Task: Please copy each line of the data that includes the string "icon".

The input:

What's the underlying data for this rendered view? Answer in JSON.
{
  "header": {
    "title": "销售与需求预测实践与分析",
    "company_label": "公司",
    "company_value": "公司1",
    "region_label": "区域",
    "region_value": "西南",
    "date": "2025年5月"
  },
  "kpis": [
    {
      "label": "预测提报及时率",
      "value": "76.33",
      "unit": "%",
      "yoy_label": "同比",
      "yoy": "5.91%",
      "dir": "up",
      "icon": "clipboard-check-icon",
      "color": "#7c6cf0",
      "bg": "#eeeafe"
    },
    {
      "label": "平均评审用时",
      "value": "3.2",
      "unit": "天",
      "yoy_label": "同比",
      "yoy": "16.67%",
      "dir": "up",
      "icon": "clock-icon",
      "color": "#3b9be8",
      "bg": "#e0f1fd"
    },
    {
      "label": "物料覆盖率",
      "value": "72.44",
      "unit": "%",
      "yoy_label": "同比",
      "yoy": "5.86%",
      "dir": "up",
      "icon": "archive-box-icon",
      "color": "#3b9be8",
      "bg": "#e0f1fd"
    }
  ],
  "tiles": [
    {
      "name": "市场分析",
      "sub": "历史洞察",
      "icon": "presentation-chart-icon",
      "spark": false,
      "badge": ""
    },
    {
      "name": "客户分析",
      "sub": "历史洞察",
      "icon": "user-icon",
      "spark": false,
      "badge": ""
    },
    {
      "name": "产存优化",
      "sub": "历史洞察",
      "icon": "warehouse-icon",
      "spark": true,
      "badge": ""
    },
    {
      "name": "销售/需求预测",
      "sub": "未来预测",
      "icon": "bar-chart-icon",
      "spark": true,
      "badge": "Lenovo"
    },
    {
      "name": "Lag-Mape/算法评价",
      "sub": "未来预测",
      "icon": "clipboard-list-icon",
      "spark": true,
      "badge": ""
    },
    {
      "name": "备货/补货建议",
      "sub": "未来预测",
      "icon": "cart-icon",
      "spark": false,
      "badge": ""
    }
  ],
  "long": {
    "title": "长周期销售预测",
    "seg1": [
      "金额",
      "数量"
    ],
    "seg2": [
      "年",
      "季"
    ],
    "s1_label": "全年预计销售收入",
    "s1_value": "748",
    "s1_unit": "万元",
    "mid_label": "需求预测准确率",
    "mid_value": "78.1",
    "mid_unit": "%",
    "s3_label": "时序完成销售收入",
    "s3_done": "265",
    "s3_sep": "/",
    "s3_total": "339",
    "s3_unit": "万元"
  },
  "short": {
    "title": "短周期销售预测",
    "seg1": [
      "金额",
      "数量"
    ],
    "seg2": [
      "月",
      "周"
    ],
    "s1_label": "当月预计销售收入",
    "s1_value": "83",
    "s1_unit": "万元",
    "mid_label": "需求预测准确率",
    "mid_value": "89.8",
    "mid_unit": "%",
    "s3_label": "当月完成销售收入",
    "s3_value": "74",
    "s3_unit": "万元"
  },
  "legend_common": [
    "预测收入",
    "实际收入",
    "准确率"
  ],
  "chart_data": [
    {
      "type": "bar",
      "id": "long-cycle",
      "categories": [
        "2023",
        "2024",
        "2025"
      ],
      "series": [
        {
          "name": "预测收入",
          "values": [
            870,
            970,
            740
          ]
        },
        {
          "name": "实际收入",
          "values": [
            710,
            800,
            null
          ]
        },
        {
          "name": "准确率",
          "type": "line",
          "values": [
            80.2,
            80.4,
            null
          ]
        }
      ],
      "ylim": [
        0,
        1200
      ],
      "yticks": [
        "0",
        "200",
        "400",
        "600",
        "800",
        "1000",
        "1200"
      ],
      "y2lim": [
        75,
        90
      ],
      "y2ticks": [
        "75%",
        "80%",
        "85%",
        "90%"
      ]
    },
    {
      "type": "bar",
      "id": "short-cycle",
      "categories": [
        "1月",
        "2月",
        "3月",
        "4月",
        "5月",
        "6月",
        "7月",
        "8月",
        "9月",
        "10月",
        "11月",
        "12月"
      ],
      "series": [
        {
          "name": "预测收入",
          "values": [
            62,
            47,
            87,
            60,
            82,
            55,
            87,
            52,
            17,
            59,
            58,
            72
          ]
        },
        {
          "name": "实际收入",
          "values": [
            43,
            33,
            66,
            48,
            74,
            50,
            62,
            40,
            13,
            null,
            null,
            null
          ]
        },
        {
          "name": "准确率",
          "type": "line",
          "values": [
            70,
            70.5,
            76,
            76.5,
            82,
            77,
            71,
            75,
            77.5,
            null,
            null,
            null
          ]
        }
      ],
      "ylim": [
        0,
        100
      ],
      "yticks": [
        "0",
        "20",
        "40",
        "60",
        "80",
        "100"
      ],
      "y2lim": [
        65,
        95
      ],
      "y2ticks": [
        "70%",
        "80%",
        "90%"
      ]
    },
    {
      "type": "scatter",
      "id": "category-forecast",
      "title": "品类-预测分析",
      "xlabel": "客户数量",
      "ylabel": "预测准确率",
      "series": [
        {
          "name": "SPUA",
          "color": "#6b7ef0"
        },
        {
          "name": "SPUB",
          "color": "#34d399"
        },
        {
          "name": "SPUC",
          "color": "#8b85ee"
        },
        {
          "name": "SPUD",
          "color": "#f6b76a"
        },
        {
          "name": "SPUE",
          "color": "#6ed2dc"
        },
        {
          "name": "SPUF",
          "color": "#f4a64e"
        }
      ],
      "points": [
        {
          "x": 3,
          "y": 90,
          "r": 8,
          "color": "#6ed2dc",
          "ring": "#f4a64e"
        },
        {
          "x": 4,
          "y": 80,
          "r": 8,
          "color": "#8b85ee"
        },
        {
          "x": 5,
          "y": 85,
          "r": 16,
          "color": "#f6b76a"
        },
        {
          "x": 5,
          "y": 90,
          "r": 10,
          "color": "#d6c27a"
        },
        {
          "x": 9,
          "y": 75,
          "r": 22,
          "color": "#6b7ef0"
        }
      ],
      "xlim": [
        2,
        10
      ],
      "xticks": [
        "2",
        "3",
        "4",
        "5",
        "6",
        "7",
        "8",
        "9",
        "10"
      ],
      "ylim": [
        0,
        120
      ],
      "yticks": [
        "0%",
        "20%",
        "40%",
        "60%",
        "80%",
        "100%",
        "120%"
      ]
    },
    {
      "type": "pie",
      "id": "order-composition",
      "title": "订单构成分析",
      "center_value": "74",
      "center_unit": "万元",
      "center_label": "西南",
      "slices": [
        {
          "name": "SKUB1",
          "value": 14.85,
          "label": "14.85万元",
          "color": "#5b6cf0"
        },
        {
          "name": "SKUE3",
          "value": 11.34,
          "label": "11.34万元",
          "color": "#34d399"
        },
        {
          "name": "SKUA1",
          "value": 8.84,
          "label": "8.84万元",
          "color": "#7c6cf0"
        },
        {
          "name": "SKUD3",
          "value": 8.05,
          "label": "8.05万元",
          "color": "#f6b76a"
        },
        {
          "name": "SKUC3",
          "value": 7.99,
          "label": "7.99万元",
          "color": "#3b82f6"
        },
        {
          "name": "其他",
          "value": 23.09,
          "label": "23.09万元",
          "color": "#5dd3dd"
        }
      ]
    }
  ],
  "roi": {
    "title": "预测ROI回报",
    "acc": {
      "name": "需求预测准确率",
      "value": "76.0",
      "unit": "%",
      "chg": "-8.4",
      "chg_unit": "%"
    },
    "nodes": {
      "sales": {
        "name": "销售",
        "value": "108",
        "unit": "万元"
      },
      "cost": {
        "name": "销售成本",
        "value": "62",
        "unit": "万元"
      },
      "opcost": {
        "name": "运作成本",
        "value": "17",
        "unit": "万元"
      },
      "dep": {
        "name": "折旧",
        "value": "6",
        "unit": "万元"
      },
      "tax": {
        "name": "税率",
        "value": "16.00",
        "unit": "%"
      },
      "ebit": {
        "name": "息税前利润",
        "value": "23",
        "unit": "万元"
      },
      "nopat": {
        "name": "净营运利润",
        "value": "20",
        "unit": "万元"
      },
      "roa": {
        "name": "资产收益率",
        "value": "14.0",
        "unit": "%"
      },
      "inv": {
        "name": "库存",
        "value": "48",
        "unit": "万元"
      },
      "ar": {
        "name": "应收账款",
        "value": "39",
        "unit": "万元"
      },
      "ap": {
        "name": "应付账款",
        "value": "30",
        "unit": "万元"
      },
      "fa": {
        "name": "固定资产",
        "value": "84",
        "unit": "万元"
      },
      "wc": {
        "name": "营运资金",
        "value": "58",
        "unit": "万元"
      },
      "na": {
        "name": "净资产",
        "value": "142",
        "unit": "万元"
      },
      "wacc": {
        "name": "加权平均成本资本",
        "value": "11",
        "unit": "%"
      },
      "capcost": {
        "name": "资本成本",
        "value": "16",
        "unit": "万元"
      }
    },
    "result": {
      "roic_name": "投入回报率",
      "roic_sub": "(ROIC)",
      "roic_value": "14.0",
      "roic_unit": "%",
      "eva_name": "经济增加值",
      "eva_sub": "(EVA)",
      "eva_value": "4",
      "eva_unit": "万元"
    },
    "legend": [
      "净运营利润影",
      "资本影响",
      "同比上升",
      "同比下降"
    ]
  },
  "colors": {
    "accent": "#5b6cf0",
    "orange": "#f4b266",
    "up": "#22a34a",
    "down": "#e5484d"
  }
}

Result:
      "icon": "clipboard-check-icon",
      "icon": "clock-icon",
      "icon": "archive-box-icon",
      "icon": "presentation-chart-icon",
      "icon": "user-icon",
      "icon": "warehouse-icon",
      "icon": "bar-chart-icon",
      "icon": "clipboard-list-icon",
      "icon": "cart-icon",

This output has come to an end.